*** Begin section ***
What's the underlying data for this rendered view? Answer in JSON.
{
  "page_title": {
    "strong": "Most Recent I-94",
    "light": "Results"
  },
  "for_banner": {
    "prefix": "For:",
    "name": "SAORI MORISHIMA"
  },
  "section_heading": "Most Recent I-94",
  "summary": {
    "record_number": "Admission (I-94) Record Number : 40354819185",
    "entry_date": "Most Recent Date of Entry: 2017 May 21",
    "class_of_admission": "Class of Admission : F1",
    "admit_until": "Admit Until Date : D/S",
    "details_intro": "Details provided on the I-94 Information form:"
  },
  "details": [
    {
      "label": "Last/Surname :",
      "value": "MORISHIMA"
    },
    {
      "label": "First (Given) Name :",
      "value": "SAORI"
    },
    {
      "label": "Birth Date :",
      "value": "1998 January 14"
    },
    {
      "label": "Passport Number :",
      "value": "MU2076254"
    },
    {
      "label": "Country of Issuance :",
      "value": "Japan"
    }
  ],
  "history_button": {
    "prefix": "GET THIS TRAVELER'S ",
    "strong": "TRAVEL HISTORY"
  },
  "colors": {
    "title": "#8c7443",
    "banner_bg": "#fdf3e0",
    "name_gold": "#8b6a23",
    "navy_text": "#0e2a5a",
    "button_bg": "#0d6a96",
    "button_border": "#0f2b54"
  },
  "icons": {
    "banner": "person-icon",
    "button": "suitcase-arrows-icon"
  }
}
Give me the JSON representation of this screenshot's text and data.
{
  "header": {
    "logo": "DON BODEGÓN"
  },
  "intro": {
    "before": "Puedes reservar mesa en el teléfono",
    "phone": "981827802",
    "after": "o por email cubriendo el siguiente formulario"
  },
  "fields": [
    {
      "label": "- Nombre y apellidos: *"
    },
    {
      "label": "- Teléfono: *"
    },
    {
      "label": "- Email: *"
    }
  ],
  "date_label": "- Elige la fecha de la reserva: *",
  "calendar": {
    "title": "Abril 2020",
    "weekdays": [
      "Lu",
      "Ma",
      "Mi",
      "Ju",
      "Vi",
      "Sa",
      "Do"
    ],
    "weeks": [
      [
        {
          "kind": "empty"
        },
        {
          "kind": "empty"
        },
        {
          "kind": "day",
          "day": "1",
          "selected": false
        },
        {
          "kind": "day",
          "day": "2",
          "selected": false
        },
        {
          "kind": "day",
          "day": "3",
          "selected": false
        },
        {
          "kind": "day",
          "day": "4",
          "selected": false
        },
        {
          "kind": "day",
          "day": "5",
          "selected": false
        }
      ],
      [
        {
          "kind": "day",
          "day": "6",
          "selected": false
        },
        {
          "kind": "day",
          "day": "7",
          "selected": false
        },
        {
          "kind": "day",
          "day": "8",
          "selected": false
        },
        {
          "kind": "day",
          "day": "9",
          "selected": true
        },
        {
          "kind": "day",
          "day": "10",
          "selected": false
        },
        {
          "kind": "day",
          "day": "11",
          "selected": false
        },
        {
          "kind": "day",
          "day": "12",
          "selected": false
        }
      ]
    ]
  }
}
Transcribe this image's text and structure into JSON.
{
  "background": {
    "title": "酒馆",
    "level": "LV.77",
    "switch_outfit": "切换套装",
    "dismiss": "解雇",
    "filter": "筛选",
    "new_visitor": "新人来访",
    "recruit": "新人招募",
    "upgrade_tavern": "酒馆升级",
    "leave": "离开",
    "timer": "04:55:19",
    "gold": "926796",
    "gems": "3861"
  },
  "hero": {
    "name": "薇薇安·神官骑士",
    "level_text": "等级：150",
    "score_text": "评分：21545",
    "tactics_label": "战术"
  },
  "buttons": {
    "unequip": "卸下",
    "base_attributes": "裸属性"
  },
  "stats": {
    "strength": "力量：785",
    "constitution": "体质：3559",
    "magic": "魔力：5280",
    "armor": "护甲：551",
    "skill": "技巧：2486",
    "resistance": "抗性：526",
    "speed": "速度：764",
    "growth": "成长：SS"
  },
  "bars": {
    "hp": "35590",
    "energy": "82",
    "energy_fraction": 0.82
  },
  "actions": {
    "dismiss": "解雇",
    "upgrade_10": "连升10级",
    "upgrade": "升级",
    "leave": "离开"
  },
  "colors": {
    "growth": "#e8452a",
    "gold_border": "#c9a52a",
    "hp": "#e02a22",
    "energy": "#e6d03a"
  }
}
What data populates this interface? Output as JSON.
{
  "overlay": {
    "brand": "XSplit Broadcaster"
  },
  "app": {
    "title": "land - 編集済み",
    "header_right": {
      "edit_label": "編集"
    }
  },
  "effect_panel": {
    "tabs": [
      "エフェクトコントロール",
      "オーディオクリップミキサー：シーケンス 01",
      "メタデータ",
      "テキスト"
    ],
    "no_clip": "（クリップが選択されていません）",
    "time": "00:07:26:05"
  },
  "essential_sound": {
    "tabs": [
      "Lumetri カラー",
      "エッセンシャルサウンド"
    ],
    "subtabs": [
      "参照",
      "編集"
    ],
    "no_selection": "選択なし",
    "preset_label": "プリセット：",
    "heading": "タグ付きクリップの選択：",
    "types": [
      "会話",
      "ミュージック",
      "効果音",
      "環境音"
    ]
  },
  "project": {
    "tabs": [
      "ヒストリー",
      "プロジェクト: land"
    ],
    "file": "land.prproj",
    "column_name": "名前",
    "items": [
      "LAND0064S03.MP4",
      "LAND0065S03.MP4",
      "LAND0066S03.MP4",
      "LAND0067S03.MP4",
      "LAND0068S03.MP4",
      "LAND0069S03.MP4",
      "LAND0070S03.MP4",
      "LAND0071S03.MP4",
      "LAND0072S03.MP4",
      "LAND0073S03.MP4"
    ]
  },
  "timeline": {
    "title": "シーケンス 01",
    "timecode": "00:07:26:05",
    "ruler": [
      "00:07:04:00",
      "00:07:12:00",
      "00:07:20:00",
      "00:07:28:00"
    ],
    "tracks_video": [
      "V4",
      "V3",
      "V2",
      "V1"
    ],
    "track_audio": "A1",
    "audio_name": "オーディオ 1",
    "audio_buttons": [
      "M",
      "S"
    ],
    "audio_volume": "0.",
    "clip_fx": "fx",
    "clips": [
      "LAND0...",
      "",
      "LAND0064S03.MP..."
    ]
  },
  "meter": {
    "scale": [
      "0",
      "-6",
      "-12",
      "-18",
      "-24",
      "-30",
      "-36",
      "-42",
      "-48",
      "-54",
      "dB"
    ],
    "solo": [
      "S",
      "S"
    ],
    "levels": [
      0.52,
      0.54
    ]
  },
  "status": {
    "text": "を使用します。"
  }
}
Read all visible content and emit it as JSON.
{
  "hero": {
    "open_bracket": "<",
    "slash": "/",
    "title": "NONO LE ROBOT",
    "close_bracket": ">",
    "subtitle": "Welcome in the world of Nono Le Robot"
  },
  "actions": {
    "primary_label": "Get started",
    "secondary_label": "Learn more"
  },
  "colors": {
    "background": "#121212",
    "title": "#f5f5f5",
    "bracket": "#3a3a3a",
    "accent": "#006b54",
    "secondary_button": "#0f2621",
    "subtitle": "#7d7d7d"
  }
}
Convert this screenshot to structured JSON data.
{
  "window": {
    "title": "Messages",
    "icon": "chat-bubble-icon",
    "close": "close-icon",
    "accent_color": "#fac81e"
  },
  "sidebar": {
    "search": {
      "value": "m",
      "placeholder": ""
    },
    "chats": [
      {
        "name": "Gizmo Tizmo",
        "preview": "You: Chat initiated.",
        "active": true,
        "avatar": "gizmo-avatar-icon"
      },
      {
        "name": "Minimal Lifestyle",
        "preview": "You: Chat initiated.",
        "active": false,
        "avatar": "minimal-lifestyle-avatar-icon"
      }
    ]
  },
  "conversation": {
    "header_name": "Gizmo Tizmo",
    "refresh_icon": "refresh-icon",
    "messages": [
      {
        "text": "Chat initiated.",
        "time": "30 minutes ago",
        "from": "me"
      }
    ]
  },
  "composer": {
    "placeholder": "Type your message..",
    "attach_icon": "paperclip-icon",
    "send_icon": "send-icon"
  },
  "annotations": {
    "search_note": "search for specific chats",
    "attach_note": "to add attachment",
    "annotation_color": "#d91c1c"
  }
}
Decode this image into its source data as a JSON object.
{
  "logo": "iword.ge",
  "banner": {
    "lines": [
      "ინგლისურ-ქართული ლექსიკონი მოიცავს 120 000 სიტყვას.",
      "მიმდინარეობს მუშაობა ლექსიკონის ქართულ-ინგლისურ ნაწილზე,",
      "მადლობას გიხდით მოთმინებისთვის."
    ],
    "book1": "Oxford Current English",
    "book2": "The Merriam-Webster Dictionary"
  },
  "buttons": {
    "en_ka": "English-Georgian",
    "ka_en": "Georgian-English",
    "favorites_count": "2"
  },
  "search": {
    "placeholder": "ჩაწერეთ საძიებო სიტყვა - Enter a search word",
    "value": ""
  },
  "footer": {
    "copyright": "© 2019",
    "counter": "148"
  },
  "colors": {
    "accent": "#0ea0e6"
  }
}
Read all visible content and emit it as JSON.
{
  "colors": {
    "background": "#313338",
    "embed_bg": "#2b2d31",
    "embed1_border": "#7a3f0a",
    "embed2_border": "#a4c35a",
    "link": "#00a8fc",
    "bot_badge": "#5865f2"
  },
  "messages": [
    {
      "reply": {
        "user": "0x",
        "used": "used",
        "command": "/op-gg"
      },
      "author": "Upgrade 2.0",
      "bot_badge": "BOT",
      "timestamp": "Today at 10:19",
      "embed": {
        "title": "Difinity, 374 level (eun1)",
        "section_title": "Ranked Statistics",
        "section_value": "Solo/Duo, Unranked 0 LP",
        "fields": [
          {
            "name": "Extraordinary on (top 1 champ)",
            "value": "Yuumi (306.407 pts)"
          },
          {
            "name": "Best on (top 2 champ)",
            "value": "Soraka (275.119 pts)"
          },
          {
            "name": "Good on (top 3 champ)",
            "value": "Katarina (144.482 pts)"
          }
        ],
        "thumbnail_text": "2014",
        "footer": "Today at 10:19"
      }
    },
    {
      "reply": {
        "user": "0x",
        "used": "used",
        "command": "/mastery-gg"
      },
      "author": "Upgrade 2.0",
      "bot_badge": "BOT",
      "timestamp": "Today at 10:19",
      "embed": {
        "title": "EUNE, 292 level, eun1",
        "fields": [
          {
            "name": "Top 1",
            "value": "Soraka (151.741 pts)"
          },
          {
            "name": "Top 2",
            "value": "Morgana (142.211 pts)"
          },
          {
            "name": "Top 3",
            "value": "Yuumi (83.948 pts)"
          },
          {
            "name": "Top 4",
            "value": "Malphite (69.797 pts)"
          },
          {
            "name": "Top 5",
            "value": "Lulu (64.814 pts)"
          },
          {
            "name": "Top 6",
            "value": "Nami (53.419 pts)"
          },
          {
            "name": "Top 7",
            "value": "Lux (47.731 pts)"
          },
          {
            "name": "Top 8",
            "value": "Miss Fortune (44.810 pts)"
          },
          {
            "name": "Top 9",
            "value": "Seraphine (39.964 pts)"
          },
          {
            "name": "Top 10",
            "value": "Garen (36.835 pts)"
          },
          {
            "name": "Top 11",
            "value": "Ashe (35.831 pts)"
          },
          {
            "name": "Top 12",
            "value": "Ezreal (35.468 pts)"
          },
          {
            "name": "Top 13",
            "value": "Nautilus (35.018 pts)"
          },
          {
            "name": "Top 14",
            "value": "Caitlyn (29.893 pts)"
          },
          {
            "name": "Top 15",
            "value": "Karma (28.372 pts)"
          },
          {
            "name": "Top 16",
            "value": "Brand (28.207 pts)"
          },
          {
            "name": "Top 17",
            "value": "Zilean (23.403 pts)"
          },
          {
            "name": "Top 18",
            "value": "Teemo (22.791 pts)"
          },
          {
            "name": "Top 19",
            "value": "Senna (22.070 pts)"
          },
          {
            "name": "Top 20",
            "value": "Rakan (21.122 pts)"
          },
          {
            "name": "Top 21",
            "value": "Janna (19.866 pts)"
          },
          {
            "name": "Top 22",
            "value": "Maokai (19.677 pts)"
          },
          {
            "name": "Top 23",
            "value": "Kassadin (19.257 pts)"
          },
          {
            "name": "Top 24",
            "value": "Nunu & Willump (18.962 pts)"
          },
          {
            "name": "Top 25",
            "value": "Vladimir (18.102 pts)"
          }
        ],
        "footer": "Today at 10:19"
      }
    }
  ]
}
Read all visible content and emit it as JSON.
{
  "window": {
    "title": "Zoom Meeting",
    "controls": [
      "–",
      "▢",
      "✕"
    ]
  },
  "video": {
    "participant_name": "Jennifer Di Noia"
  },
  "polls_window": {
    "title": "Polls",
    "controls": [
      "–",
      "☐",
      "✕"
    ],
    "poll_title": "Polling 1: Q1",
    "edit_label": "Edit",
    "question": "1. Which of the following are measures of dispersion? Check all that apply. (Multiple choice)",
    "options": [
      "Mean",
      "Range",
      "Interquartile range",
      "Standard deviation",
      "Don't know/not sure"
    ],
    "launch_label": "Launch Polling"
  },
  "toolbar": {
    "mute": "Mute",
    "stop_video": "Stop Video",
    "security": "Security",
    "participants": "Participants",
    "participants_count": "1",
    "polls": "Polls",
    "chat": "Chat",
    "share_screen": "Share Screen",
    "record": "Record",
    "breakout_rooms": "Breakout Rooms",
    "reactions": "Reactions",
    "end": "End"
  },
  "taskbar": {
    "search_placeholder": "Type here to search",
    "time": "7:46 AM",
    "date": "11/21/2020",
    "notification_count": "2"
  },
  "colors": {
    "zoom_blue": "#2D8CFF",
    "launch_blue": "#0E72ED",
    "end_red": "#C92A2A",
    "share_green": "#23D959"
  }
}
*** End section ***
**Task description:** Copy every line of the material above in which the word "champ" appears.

**Solution:**
            "name": "Extraordinary on (top 1 champ)",
            "name": "Best on (top 2 champ)",
            "name": "Good on (top 3 champ)",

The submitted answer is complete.